**WHAT TO WORK ON:**
Report each line of the data that has "title" somewhere in it.

**DATA:**

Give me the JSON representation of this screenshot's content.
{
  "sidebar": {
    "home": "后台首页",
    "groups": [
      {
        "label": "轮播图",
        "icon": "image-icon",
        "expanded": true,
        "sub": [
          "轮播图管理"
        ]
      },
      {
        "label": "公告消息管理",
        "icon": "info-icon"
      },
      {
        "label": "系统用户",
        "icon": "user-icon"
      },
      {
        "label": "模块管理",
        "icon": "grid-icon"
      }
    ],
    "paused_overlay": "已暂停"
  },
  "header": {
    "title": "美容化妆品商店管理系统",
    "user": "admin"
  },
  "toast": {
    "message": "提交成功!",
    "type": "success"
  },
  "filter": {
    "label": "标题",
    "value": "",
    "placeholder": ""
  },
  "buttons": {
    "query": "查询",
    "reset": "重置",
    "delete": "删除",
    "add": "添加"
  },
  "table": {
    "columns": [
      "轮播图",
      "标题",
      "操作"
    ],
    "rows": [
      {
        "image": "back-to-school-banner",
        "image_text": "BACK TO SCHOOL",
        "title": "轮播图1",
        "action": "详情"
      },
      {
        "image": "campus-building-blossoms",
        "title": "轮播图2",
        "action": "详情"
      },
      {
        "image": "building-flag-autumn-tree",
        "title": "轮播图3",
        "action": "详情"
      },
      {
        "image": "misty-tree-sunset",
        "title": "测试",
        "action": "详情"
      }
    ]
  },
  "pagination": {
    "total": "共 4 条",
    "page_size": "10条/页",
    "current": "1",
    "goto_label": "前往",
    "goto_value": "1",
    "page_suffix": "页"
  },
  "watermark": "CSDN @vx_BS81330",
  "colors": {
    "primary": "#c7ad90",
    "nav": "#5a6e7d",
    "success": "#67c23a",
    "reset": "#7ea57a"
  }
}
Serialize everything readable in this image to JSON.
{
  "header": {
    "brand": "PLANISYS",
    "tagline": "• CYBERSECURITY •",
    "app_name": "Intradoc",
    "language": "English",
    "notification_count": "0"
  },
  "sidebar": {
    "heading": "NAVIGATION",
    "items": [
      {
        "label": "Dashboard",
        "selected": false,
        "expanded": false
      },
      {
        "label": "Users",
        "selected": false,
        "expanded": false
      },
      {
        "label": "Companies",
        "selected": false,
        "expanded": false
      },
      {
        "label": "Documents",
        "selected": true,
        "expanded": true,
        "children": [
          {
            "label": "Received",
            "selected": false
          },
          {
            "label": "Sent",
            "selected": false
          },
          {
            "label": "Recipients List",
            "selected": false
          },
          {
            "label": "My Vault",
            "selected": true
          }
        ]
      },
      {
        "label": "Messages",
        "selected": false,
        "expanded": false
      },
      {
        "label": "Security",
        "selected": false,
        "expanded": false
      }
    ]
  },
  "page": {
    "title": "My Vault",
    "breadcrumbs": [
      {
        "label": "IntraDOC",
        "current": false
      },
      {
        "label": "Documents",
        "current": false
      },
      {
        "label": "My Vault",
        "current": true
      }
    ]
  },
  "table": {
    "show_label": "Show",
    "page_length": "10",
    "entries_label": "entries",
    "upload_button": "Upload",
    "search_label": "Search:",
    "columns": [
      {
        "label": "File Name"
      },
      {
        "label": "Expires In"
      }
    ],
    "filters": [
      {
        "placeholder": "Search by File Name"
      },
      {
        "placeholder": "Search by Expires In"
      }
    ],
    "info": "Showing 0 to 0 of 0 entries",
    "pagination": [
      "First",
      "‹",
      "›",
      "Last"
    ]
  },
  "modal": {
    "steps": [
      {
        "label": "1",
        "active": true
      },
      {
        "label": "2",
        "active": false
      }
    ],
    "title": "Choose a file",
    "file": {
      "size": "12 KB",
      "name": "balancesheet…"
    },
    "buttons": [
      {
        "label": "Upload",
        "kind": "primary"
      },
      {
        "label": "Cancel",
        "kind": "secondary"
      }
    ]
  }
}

**EXERCISE RESULT:**
    "title": "美容化妆品商店管理系统",
        "title": "轮播图1",
        "title": "轮播图2",
        "title": "轮播图3",
        "title": "测试",
    "title": "My Vault",
    "title": "Choose a file",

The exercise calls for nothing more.